A good way to make friends in an editorial office is to say you once failed Algebra. You’ll soon be surrounded by people confessing: Me, too.
“Handling large amounts of data is often a challenge for journalists,” Malou Mangahas, executive director of the Philippine Center for Investigative Journalism, told a roomful of believers at the Uncovering Asia 2018 journalism conference in Seoul.
Out of fear or ignorance, many journalists leave the process of data analysis to companies, academics, and even government agencies, accepting their conclusions. But if you only use processed data, you might miss the real story.
In 2011, Japan was hit with a 9.9 magnitude earthquake, followed by a tsunami that damaged the Fukushima Daiichi nuclear power plant and triggered a meltdown of its reactors. “We know that the U.S. government ordered American citizens living in Japan to evacuate from Tokyo. Japanese government said they were overreacting,” said Yoichiro Tateiwa, executive director of the Japanese Center for Money and Politics. He analyzed radiation measurements from 2,200 sites across Japan, which were collected by the U.S. government, and discovered the official narrative was false. Tateiwa said the Japanese government kept the information from their citizens, risking the lives and health of millions.
In this case, the radiation data was publicly available on the U.S. Department of Energy website. But often, such valuable information is not published, not shared or gets lost in the jungle of data. Khairil Yusof, coordinator of the Sinar Project in Malaysia, said journalists should collaborate to fill some of these gaps. “Use open data standards whenever possible, so comparing different data sets becomes easier,” he said. The Sinar Project is now working on compiling a database of politically-exposed persons, to combat corruption in Malaysia. “It’s in the early stages, but we are already convincing others that our methods for using open data standards can work, even in countries where corruption is high and data hard to come by,” said Yusof.
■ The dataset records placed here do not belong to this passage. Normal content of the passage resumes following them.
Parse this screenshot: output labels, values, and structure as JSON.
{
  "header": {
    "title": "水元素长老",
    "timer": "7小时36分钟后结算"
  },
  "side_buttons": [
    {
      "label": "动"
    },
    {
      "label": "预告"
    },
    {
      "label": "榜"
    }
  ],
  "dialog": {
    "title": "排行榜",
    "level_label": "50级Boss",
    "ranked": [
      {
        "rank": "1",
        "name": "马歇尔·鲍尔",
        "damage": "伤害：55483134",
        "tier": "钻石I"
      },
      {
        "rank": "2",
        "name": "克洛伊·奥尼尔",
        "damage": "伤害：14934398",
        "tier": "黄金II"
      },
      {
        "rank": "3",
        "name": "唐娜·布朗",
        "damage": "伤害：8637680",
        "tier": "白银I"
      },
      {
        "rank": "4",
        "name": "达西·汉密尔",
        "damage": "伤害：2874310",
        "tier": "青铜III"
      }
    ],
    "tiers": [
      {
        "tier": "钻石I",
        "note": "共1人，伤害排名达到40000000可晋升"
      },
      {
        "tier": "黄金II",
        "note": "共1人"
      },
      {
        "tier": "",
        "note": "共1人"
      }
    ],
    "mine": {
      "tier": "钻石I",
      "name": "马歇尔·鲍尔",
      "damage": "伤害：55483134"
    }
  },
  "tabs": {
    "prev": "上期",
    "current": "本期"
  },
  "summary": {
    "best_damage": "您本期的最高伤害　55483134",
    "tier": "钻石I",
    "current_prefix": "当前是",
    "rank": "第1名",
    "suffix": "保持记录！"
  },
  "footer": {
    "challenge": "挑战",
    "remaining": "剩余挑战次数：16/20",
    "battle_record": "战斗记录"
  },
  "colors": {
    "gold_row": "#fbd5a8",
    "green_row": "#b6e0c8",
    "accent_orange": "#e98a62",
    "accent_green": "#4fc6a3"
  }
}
Sometimes data can tell you as much, or more, as humans can. Just as with human sources, journalists have to ask the right things. “You have to interview your numbers,” Mangahas said. What happened to billions in aid money for disaster victims? Why are few citizens so wealthy, or many extremely poor in my country?
Stay persistent; as you dig deeper the data will reveal its secret.
Alexandra Jegers is a journalist from Germany who has completed the KAS multimedia program. She has studied economics in Germany and Spain and now writes for Handelsblatt, Capital and Wirtschaftswoche.